Next to the quantum efficiency, resolution (number of bits) and noise figure, this is perhaps the most important CCD specification. Dark count refers to that property of all CCD sensors to generate charge in each pixel on its own with time and depending on the temperature. The lower the temperature of the sensor, the lower the dark count.
Dark count is usually expressed in electrons per unit of time at a given temperature. It can also be expressed as a current per sensor area at a given temperature. The sole reason that CCDs are cooled is to reduce the dark count effect. For example, a Kodak KAF-0402e and KAF-1602e sensor is specified to have a dark count of 50 electrons per second at 25° C. Taking a one-minute exposure at this temperature would generate 3000 electrons of thermally induced charge!
Although the dark count can be subtracted, the dark noise cannot. The dark noise is approximately the square root of the dark count. In this example, the dark noise is about 55 electrons. This could easily degrade any low-light image you attempted to capture over this period of time. These sensors specify a "doubling temperature" of 5-6° C. Cooling the CCD to +10° C would reduce the dark count in a one-minute exposure from 3000 to about 530 electrons. At -5° C this number reduces to about 97. At -20° C it lowers to 17 electrons. These calculations assume a 6° doubling temperature.
It is easy to see why it is necessary to cool the sensor during use. Although corrections can be made for dark contribution in the finished image by subtraction, the error in this process increases with increasing dark count, given some degree of temperature instability and dark noise present in every system. The bottom line is to minimize the amount of dark count in the imaging system.
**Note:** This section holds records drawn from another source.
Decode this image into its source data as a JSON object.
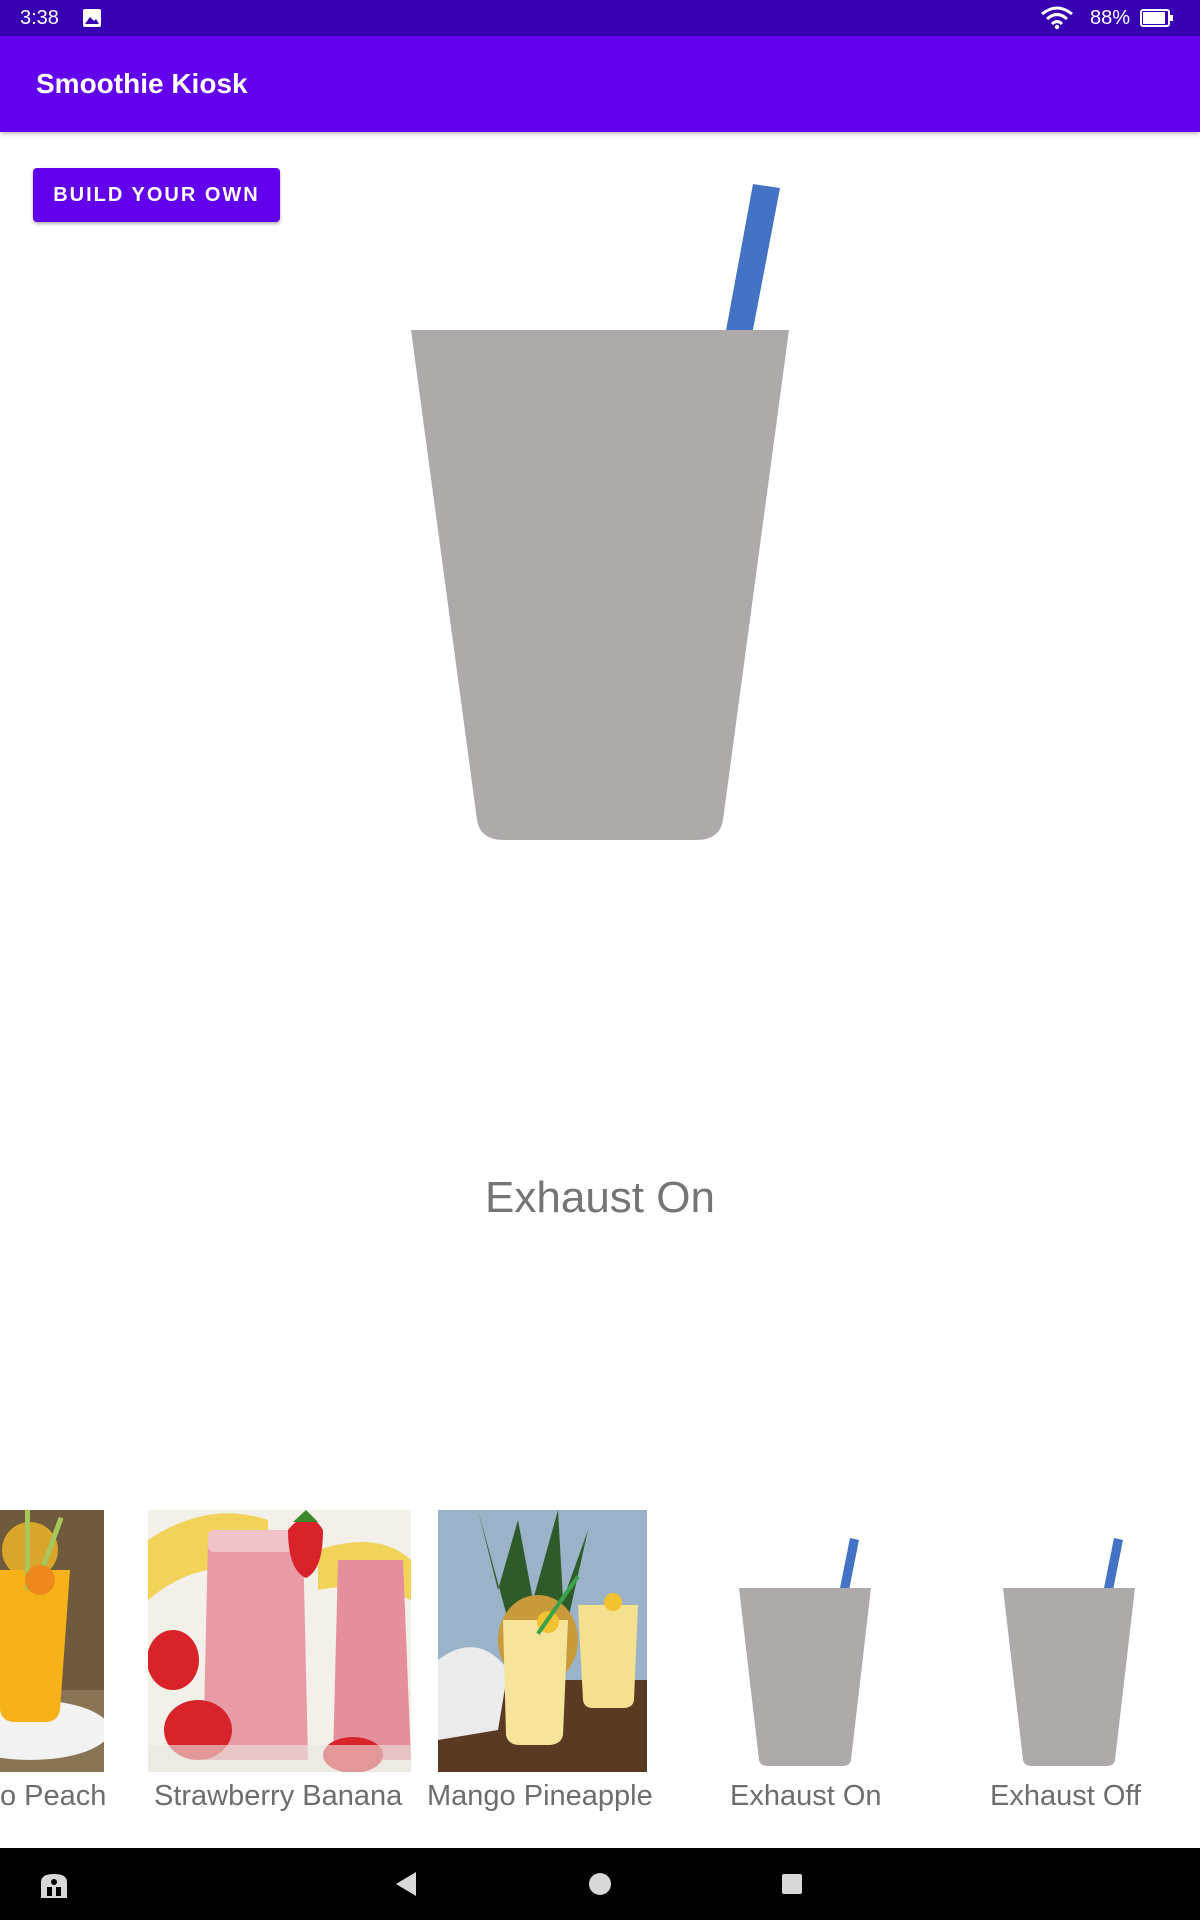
{
  "status_bar": {
    "time": "3:38",
    "battery": "88%",
    "icons": [
      "photo-icon",
      "wifi-icon",
      "battery-icon"
    ]
  },
  "app_bar": {
    "title": "Smoothie Kiosk"
  },
  "build_button": {
    "label": "BUILD YOUR OWN"
  },
  "main": {
    "status_text": "Exhaust On",
    "cup_color": "#aeaaaa",
    "straw_color": "#4472c4"
  },
  "carousel": {
    "items": [
      {
        "label": "Mango Peach",
        "visible_label": "o Peach",
        "kind": "photo"
      },
      {
        "label": "Strawberry Banana",
        "kind": "photo"
      },
      {
        "label": "Mango Pineapple",
        "kind": "photo"
      },
      {
        "label": "Exhaust On",
        "kind": "cup"
      },
      {
        "label": "Exhaust Off",
        "kind": "cup"
      }
    ]
  },
  "nav_bar": {
    "icons": [
      "accessibility-icon",
      "back-icon",
      "home-icon",
      "recents-icon"
    ]
  },
  "colors": {
    "primary": "#6200ee",
    "primary_dark": "#3700b3",
    "label_gray": "#757575"
  }
}
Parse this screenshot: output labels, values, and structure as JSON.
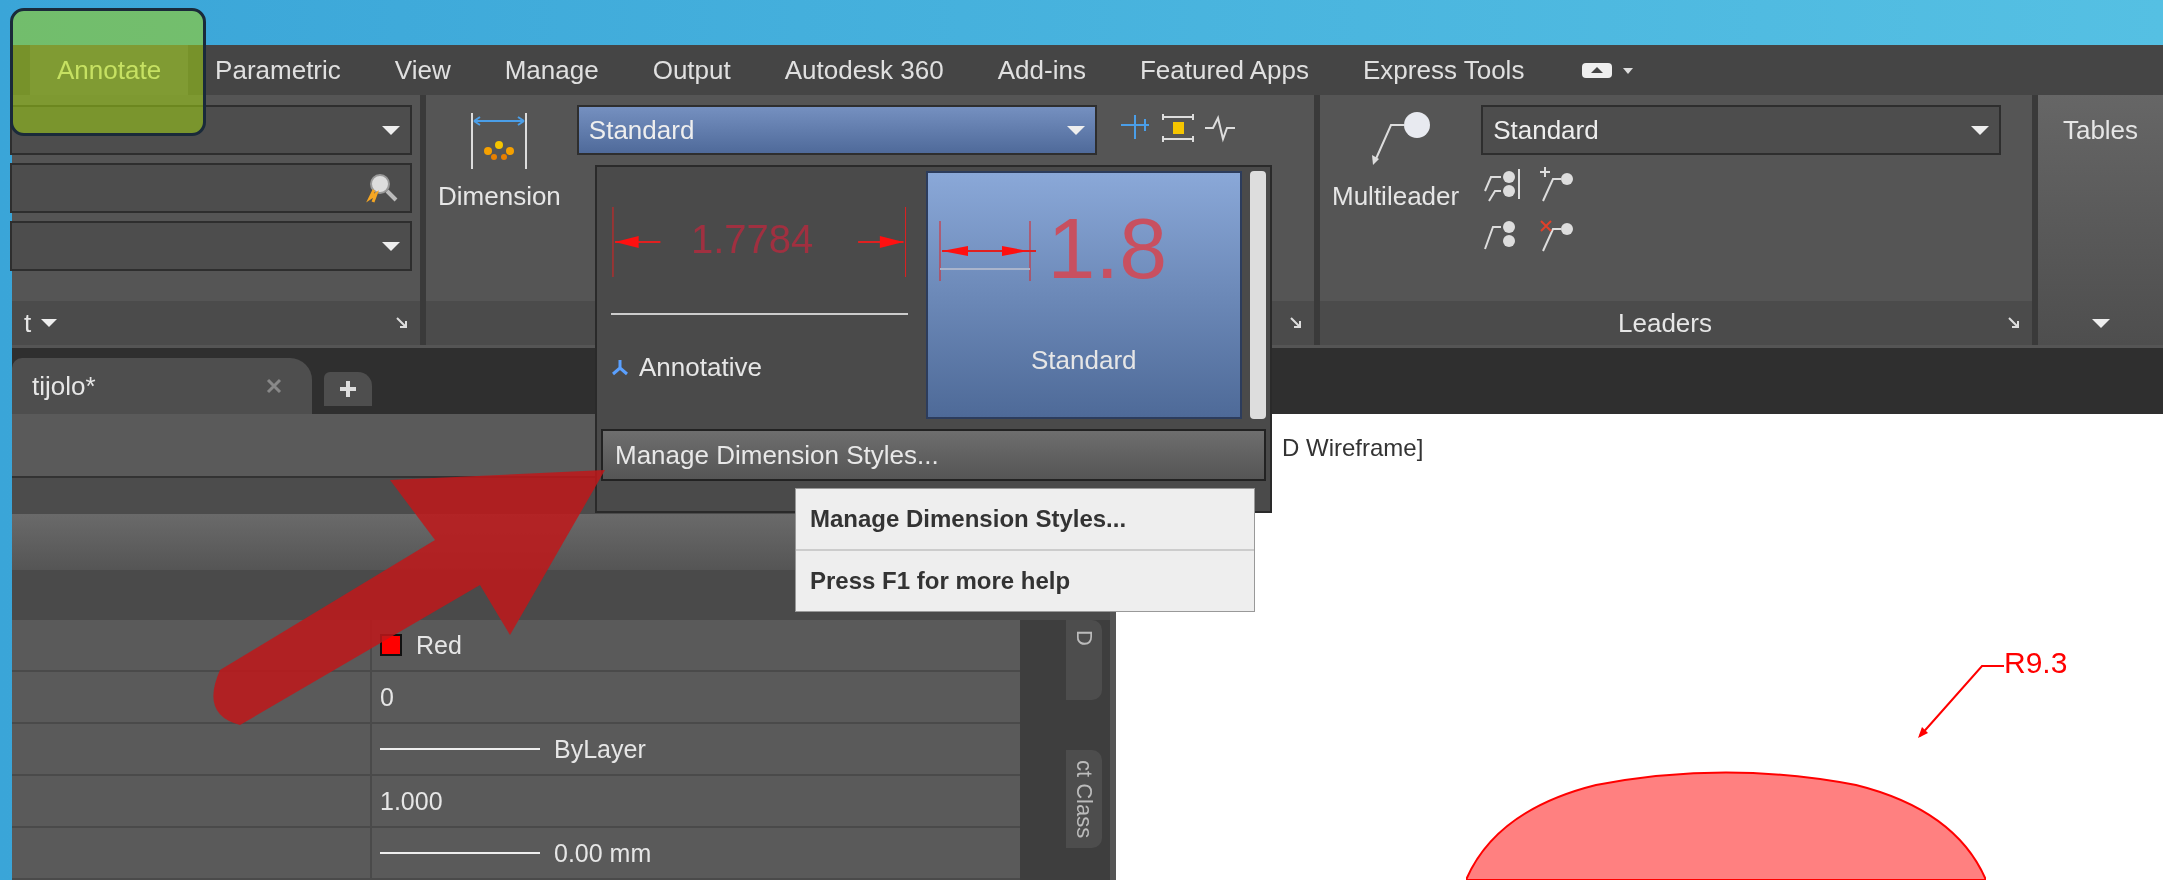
{
  "ribbon_tabs": [
    {
      "label": "Annotate",
      "selected": true
    },
    {
      "label": "Parametric",
      "selected": false
    },
    {
      "label": "View",
      "selected": false
    },
    {
      "label": "Manage",
      "selected": false
    },
    {
      "label": "Output",
      "selected": false
    },
    {
      "label": "Autodesk 360",
      "selected": false
    },
    {
      "label": "Add-ins",
      "selected": false
    },
    {
      "label": "Featured Apps",
      "selected": false
    },
    {
      "label": "Express Tools",
      "selected": false
    }
  ],
  "ribbon": {
    "text_panel": {
      "title": "t"
    },
    "dimensions_panel": {
      "button": "Dimension",
      "style_combo": "Standard"
    },
    "leaders_panel": {
      "button": "Multileader",
      "style_combo": "Standard",
      "title": "Leaders"
    },
    "tables_panel": {
      "button": "Tables"
    }
  },
  "document_tabs": [
    {
      "label": "tijolo*"
    }
  ],
  "dimension_style_gallery": {
    "items": [
      {
        "preview_text": "1.7784",
        "label": "Annotative",
        "annotative": true,
        "selected": false
      },
      {
        "preview_text": "1.8",
        "label": "Standard",
        "annotative": false,
        "selected": true
      }
    ],
    "manage_button": "Manage Dimension Styles..."
  },
  "tooltip": {
    "title": "Manage Dimension Styles...",
    "help": "Press F1 for more help"
  },
  "properties": {
    "rows": [
      {
        "kind": "color",
        "value": "Red",
        "color": "#ff0000"
      },
      {
        "kind": "text",
        "value": "0"
      },
      {
        "kind": "line",
        "value": "ByLayer"
      },
      {
        "kind": "text",
        "value": "1.000"
      },
      {
        "kind": "line",
        "value": "0.00 mm"
      }
    ],
    "side_tabs": [
      "D",
      "ct Class"
    ]
  },
  "drawing": {
    "view_label": "D Wireframe]",
    "dimension": "R9.3"
  }
}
Not all CCDs exhibit the same dark count characteristics. For example, the Kodak KAF-1301e and KAF-1001e can exhibit 10 to 20 times higher dark count than those cited in the above example. Some back-illuminated sensors generate over 1 electron/sec. dark count at -40° C. These sensors require greater cooling to achieve the same dark counts as those discussed in the previous paragraph. Having lower dark count is always desirable, but there comes a point when other factors such as shot noise or S/N supercede dark count considerations. The design of a camera can include the extreme measure of LN2 cooling to virtually eliminate dark count, but the cost and complexity of this kind of system may not be warranted in most situations. Using hard vacuum with TEC cooling can also greatly enhance cooling performance, but these systems require periodic pumping to restore lost vacuum and can get quite expensive. The key is advancing the appropriate system design and cost to solve the problem at hand without too much excess. Apogee Alta® series systems employ a sealed soft-vacuum chamber with Argon back-fill as a low-maintenance compromise in cost and performance.